[[ RECORD EXCERPTS open ]]
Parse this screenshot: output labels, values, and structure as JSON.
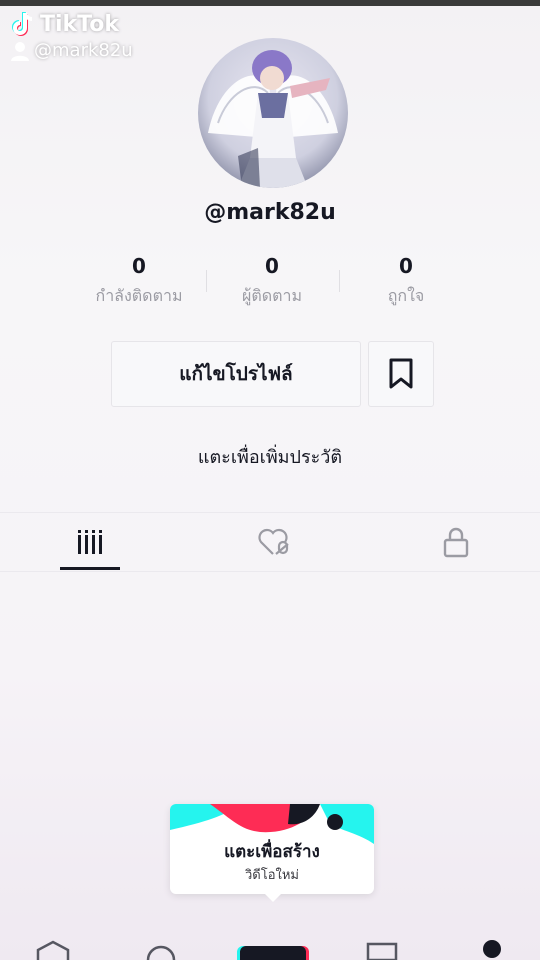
{
  "watermark": {
    "brand": "TikTok",
    "username": "@mark82u"
  },
  "profile": {
    "handle": "@mark82u",
    "bio_prompt": "แตะเพื่อเพิ่มประวัติ"
  },
  "stats": [
    {
      "value": "0",
      "label": "กำลังติดตาม"
    },
    {
      "value": "0",
      "label": "ผู้ติดตาม"
    },
    {
      "value": "0",
      "label": "ถูกใจ"
    }
  ],
  "actions": {
    "edit_profile": "แก้ไขโปรไฟล์",
    "bookmark_icon": "bookmark-icon"
  },
  "tabs": [
    {
      "icon": "videos-grid-icon",
      "active": true
    },
    {
      "icon": "liked-heart-icon",
      "active": false
    },
    {
      "icon": "lock-icon",
      "active": false
    }
  ],
  "create_popup": {
    "title": "แตะเพื่อสร้าง",
    "subtitle": "วิดีโอใหม่"
  },
  "nav": [
    "home-icon",
    "discover-icon",
    "create-icon",
    "inbox-icon",
    "profile-icon"
  ],
  "colors": {
    "cyan": "#25f4ee",
    "red": "#fe2c55",
    "text": "#161823",
    "muted": "#9b9ba3"
  }
}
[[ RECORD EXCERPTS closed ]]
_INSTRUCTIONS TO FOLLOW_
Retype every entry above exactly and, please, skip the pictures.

_WRITTEN RESPONSE_
Parse this screenshot: output labels, values, and structure as JSON.
{
  "watermark": {
    "brand": "TikTok",
    "username": "@mark82u"
  },
  "profile": {
    "handle": "@mark82u",
    "bio_prompt": "แตะเพื่อเพิ่มประวัติ"
  },
  "stats": [
    {
      "value": "0",
      "label": "กำลังติดตาม"
    },
    {
      "value": "0",
      "label": "ผู้ติดตาม"
    },
    {
      "value": "0",
      "label": "ถูกใจ"
    }
  ],
  "actions": {
    "edit_profile": "แก้ไขโปรไฟล์",
    "bookmark_icon": "bookmark-icon"
  },
  "tabs": [
    {
      "icon": "videos-grid-icon",
      "active": true
    },
    {
      "icon": "liked-heart-icon",
      "active": false
    },
    {
      "icon": "lock-icon",
      "active": false
    }
  ],
  "create_popup": {
    "title": "แตะเพื่อสร้าง",
    "subtitle": "วิดีโอใหม่"
  },
  "nav": [
    "home-icon",
    "discover-icon",
    "create-icon",
    "inbox-icon",
    "profile-icon"
  ],
  "colors": {
    "cyan": "#25f4ee",
    "red": "#fe2c55",
    "text": "#161823",
    "muted": "#9b9ba3"
  }
}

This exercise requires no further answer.